About

Netuxo provides websites and associated services to small groups, NGOs and business. We specialise in building sites using the Drupal Content Management System and maintaining and developing sites that have been built with Drupal. Drupal is free / open source software and is used to run some of the biggest websites in the world. There is a very large and active global community of developers building websites with Drupal.

We specialise in providing Drupal services to NGOs, campaign groups and other co-operators.

Our Structure

Netuxo is registered as a limited company in England and Wales and our company rules define us as a workers' co-operative. This means that we work as a collective and without formal hierarchy. All the members of the co-operative are directors and employees and all permanent employees have the opportunity to become members. We make decisions together and without a boss.

As a company limited by guarantee, we do not have any shareholders, and we do not receive any money from our status as members or directors (eg dividends, profit sharing, or the value of the company). We all receive the same hourly wage (pay parity) and any surplus is retained within the company in pursuit of its objectives.

Ethos and Ethics

At the core of our business is the desire to help generate positive change, both within our communities and further afield.

All the current directors come from within the peace movement and have a desire to help other small groups and businesses in using technology in a positive and beneficial way. At the core of our business is the desire to help generate positive change, both within our communities and further afield. This is why we specialise in providing services to NGOs, campaign groups and other co-operators. We will also happily supply services to small businesses and for local authority projects, providing the work is compatible with our ethos.

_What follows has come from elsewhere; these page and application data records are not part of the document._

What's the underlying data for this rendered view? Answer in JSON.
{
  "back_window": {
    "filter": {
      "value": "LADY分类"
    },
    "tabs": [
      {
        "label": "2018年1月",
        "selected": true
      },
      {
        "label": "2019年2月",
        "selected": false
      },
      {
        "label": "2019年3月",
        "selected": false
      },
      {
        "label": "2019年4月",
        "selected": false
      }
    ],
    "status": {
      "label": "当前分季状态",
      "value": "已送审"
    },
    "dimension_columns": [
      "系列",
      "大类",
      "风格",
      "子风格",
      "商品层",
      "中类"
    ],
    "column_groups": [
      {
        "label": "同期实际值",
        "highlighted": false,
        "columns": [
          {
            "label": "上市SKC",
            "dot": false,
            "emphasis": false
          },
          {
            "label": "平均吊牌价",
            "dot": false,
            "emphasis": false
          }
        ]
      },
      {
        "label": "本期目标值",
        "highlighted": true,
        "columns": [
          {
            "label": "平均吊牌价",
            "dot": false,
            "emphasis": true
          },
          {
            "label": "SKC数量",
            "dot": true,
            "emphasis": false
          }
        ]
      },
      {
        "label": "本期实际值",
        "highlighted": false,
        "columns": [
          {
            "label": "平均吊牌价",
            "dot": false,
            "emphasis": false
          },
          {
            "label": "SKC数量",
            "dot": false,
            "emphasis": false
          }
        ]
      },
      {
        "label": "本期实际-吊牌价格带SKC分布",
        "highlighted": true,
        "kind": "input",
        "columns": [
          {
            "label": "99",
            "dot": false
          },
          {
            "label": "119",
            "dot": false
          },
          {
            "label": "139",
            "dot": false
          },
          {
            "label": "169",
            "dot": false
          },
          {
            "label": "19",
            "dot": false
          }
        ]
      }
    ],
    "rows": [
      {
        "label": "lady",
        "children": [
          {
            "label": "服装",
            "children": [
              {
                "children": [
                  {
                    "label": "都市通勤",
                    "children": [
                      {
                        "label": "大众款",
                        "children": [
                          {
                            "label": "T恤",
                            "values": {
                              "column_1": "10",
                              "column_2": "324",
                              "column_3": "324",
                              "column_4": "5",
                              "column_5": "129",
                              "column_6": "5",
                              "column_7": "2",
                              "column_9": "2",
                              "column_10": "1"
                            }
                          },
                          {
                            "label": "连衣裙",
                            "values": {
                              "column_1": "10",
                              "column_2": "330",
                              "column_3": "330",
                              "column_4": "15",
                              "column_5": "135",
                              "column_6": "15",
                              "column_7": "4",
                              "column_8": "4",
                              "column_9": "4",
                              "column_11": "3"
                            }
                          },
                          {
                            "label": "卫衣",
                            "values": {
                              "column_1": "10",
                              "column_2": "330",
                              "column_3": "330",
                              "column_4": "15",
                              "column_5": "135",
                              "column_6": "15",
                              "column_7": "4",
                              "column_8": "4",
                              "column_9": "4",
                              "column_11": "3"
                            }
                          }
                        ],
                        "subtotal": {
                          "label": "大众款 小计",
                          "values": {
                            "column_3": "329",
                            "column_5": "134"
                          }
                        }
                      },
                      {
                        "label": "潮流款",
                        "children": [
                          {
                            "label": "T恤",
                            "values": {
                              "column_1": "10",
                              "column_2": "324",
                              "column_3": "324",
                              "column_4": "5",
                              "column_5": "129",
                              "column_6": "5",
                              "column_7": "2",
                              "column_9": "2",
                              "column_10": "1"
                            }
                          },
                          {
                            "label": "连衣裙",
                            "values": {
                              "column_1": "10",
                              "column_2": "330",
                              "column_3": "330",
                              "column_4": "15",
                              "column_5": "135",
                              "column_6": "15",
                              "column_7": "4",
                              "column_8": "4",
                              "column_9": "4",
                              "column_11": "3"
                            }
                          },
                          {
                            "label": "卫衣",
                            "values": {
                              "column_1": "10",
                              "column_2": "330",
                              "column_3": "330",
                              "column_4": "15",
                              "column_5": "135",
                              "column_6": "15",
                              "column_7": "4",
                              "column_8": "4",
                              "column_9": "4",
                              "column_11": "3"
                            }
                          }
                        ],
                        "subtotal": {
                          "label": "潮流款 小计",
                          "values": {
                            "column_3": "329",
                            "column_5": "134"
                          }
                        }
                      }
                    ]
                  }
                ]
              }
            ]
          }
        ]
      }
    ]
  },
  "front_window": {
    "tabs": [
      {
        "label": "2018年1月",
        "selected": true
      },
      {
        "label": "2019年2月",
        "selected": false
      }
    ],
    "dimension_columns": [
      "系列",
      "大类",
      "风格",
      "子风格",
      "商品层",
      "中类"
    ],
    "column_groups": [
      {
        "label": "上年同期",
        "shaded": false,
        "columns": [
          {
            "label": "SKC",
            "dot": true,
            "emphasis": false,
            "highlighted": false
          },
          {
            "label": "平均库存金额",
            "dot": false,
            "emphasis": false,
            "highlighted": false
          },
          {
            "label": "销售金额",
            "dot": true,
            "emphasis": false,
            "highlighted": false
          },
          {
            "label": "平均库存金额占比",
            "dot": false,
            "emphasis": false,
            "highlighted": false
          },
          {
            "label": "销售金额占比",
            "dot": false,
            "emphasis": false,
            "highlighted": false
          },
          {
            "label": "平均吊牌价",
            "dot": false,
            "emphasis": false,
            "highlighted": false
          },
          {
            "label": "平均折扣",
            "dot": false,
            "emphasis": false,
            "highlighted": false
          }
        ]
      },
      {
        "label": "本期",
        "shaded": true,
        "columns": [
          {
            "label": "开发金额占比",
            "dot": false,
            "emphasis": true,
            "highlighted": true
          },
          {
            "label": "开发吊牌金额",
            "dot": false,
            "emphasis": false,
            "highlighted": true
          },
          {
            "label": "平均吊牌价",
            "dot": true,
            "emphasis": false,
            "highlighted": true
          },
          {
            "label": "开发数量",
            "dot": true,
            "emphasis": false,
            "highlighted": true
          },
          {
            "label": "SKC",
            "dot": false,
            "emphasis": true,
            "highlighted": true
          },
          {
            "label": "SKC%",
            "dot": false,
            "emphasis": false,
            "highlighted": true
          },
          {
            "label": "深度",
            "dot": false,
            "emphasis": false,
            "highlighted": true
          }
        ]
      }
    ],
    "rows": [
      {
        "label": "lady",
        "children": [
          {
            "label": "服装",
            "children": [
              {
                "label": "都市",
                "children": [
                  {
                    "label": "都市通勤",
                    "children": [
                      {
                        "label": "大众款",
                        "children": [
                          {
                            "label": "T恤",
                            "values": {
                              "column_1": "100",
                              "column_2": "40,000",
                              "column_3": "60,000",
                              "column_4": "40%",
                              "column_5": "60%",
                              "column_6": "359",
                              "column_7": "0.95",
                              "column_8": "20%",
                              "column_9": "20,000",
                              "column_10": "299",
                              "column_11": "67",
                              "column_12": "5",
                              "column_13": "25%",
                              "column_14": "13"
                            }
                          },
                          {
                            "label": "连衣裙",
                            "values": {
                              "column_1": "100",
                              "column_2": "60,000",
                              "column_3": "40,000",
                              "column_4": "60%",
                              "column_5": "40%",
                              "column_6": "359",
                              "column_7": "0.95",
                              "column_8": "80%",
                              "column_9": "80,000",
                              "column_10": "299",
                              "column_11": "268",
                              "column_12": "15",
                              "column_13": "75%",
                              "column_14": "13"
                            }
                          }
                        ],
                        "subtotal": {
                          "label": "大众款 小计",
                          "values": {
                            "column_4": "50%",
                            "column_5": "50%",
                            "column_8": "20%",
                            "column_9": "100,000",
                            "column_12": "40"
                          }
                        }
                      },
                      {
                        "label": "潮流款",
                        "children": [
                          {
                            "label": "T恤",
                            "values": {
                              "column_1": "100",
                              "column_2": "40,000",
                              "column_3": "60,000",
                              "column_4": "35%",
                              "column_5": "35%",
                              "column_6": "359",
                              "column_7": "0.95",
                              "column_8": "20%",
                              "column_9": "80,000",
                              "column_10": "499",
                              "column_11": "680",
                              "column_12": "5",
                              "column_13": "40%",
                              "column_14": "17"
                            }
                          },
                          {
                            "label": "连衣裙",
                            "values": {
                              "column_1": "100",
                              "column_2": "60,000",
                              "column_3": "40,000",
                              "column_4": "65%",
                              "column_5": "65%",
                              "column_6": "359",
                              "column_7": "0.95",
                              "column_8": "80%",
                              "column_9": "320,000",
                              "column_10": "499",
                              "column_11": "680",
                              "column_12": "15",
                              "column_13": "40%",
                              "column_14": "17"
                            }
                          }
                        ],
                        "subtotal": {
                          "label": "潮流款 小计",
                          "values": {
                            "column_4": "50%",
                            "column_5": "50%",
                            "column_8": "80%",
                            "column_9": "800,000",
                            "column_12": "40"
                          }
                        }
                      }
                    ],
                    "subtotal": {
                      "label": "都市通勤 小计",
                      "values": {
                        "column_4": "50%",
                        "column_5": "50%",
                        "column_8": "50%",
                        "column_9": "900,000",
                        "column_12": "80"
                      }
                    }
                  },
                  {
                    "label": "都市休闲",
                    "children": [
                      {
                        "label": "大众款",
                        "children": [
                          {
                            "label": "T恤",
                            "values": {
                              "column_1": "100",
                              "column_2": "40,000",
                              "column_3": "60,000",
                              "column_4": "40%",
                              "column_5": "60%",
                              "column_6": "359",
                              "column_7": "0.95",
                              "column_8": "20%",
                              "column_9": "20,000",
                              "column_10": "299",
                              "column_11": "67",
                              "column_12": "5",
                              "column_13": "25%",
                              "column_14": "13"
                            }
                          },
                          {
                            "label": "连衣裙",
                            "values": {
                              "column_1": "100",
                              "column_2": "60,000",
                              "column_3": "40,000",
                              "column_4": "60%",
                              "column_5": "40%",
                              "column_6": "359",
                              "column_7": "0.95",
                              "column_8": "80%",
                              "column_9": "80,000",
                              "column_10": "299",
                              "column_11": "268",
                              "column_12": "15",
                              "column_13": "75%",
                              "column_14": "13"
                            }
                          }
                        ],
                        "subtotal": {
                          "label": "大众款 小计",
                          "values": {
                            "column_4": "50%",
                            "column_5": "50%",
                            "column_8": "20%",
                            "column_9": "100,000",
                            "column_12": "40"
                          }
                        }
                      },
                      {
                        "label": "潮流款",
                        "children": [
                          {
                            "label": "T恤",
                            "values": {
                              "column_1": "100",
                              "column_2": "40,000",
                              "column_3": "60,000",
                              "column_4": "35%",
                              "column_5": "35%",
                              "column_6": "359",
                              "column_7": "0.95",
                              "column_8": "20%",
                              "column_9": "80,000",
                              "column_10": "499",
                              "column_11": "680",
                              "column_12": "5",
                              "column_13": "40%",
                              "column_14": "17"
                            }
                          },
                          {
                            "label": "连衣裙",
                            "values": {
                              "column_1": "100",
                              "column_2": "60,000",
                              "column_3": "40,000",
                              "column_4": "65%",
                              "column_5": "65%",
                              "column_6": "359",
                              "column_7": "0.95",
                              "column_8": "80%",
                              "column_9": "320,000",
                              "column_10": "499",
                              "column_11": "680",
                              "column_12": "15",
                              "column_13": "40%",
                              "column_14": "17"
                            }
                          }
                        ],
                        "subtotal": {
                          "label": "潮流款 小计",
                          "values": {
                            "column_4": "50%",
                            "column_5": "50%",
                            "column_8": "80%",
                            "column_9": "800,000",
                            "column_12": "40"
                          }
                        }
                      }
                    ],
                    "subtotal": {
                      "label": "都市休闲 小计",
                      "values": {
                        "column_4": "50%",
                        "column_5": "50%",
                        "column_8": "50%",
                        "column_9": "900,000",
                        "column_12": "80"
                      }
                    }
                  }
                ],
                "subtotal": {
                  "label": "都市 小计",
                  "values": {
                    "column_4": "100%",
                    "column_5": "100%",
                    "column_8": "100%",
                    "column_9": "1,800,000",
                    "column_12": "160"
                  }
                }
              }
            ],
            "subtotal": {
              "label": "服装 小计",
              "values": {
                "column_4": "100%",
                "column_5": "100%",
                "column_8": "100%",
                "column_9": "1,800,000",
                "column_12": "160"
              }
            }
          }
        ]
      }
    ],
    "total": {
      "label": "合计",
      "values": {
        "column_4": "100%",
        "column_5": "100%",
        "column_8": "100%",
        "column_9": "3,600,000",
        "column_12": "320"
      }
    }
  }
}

We operate an informal sliding scale of charges, based on clients' turnover and funding sources, with larger NGOs and commercial work contributing a greater proportion of fees than small and unfunded groups. This redistribution of wealth enables us to provide relatively cheap - and sometimes free - support to groups who would otherwise be unable to access such services.

Sometimes we refuse to work for organisations for ethical reasons. This may be a difficult decision to make, but it is always an important one. We don't want our work to promote the concentration of wealth or power, structural violence, or damage to the environment. We don't work for political parties: two have asked - and two have been politely declined.

For instance, in the past we have made ethical decisions not to work for organisations promoting the interests of employers, for a religious organisation, an organisation with strong links to a political party, and projects that we considered to be a type of greenwash, a puff piece for the military, or too heavily focused on meat production/sale, and a diamond-based business that couldn't tell us anything about the source of the diamonds.

We wouldn't ever work for policing or military organisations, but we're not really expecting them to contact us any time soon. Not about our work anyway.

Despite the above, we do say "YES" to most people who approach us. So if you are looking for service why not check out our client list to find out about some of the lovely people that we have been working for. If it looks like your kind of world then get in touch as, chances are, we will work for you too.